Data supplied.
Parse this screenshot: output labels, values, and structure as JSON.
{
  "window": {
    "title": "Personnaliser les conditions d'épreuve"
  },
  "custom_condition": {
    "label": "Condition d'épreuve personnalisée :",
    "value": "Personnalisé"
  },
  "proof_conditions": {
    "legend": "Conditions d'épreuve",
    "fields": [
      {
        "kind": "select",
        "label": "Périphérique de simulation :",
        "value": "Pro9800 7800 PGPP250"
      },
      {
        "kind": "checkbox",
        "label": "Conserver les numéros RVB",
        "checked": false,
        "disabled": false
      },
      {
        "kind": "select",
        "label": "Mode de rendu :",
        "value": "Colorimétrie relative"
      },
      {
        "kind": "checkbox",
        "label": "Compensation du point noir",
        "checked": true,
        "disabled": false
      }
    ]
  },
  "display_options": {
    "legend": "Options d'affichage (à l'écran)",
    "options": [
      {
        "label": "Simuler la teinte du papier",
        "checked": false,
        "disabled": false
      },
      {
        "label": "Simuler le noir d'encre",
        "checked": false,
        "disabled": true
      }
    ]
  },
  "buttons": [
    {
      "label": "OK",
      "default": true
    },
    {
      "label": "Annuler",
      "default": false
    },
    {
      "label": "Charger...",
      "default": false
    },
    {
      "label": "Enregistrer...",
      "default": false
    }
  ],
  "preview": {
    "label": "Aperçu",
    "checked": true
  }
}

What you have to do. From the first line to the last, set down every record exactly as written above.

Written response.
Parse this screenshot: output labels, values, and structure as JSON.
{
  "window": {
    "title": "Personnaliser les conditions d'épreuve"
  },
  "custom_condition": {
    "label": "Condition d'épreuve personnalisée :",
    "value": "Personnalisé"
  },
  "proof_conditions": {
    "legend": "Conditions d'épreuve",
    "fields": [
      {
        "kind": "select",
        "label": "Périphérique de simulation :",
        "value": "Pro9800 7800 PGPP250"
      },
      {
        "kind": "checkbox",
        "label": "Conserver les numéros RVB",
        "checked": false,
        "disabled": false
      },
      {
        "kind": "select",
        "label": "Mode de rendu :",
        "value": "Colorimétrie relative"
      },
      {
        "kind": "checkbox",
        "label": "Compensation du point noir",
        "checked": true,
        "disabled": false
      }
    ]
  },
  "display_options": {
    "legend": "Options d'affichage (à l'écran)",
    "options": [
      {
        "label": "Simuler la teinte du papier",
        "checked": false,
        "disabled": false
      },
      {
        "label": "Simuler le noir d'encre",
        "checked": false,
        "disabled": true
      }
    ]
  },
  "buttons": [
    {
      "label": "OK",
      "default": true
    },
    {
      "label": "Annuler",
      "default": false
    },
    {
      "label": "Charger...",
      "default": false
    },
    {
      "label": "Enregistrer...",
      "default": false
    }
  ],
  "preview": {
    "label": "Aperçu",
    "checked": true
  }
}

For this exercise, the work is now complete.